» Records shown

▼

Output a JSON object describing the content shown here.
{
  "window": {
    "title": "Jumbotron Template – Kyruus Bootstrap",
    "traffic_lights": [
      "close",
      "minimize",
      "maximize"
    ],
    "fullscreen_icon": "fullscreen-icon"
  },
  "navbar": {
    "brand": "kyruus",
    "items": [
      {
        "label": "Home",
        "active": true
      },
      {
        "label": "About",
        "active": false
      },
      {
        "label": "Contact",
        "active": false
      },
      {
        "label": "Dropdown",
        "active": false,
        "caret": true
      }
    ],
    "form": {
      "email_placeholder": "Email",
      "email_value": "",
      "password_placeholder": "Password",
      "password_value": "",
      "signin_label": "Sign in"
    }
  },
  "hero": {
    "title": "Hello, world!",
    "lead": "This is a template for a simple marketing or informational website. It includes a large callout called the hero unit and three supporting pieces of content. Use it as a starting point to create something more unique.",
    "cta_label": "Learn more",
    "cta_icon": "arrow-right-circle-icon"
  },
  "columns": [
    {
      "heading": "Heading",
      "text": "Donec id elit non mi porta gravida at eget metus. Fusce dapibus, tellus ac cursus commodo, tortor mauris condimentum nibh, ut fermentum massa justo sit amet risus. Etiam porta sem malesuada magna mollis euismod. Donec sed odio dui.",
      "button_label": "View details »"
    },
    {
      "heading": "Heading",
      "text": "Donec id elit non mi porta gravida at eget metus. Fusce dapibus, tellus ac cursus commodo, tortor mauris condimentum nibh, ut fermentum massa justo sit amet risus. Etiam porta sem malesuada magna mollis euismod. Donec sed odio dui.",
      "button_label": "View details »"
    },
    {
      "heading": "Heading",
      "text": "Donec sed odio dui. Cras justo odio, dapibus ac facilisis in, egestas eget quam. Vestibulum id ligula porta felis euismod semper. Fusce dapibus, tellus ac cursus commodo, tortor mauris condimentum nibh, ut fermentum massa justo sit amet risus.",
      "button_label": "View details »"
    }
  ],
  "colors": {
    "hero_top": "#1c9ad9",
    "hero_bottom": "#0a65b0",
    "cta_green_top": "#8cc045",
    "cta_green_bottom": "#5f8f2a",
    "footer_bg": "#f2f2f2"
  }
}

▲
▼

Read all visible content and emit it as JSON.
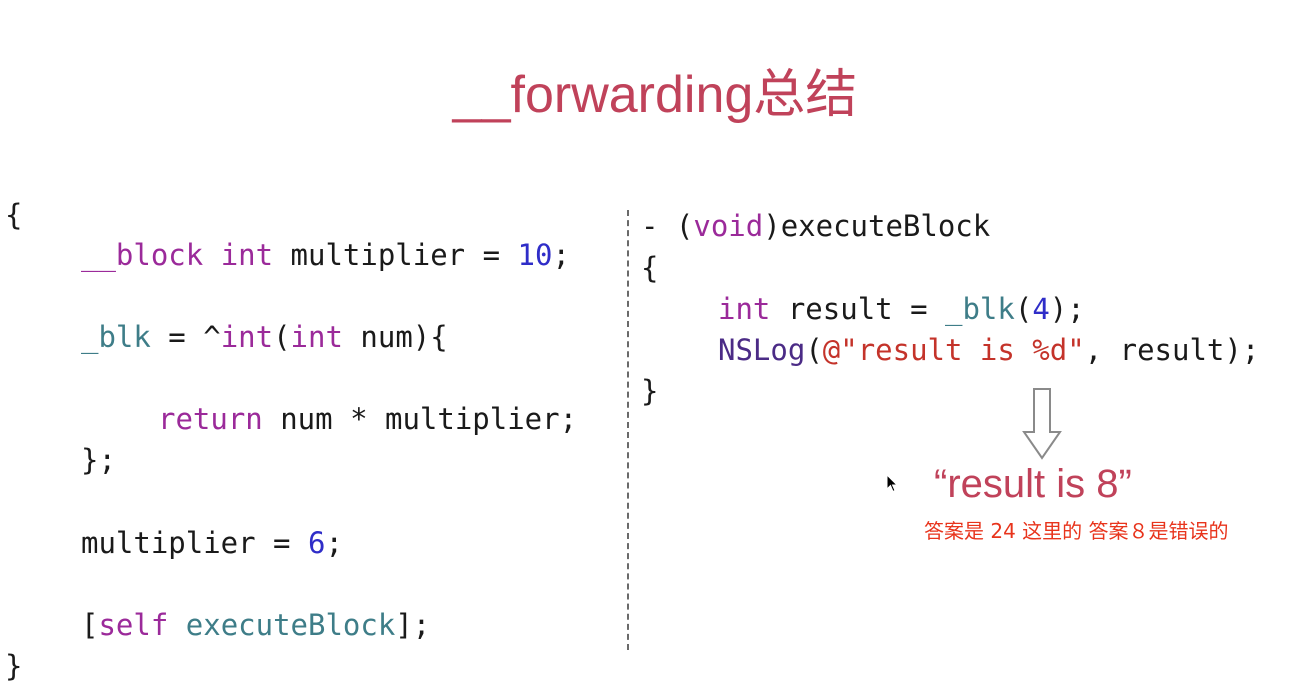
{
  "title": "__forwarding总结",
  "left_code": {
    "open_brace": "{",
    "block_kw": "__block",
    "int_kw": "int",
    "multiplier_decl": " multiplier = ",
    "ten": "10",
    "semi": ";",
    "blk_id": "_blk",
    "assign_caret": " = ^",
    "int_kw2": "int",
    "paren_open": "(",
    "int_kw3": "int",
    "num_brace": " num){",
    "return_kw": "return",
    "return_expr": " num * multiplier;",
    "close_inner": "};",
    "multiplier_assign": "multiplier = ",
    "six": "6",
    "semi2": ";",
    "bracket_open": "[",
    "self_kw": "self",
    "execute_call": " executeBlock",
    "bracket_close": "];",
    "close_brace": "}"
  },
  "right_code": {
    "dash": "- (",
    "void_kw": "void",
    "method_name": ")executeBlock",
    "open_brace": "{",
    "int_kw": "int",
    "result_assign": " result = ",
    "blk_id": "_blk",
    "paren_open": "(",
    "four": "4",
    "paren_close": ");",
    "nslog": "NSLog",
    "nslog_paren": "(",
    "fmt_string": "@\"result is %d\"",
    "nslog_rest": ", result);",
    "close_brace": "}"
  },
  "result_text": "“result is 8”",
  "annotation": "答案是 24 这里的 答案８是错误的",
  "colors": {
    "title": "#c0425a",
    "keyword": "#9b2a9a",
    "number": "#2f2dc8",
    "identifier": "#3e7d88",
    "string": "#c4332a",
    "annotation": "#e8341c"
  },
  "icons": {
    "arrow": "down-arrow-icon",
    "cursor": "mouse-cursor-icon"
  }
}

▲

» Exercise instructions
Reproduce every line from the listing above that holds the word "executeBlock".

» Answer space
    "execute_call": " executeBlock",
    "method_name": ")executeBlock",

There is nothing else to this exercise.